[Input Boundary: Start]

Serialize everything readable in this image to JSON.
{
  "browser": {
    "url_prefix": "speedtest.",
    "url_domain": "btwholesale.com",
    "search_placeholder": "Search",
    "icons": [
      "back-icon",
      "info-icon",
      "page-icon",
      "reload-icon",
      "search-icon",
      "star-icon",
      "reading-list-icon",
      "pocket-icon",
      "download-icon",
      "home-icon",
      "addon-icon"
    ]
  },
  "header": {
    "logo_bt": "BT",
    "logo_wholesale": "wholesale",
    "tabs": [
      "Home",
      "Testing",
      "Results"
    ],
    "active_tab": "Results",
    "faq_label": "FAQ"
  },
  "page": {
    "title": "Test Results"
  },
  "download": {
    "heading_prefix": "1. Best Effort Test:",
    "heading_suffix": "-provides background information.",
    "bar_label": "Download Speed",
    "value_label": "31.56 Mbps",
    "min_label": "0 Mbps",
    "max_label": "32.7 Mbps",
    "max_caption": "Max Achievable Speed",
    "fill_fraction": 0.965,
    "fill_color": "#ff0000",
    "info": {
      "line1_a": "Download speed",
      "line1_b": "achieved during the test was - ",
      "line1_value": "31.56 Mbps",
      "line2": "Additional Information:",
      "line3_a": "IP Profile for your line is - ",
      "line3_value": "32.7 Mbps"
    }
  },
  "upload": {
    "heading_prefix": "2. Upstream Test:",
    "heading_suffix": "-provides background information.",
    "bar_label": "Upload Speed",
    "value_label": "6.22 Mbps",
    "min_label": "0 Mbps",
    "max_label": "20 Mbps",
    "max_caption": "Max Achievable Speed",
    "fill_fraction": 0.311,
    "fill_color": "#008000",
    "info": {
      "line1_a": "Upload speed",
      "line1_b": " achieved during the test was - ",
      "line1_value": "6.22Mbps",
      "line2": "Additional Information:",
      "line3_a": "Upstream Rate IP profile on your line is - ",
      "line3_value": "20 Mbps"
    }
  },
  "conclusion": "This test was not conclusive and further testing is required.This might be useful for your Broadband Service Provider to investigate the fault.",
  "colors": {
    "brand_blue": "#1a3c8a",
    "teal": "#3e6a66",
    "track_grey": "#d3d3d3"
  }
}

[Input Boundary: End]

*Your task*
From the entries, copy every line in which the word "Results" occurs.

*Solution*
      "Results"
    "active_tab": "Results",
    "title": "Test Results"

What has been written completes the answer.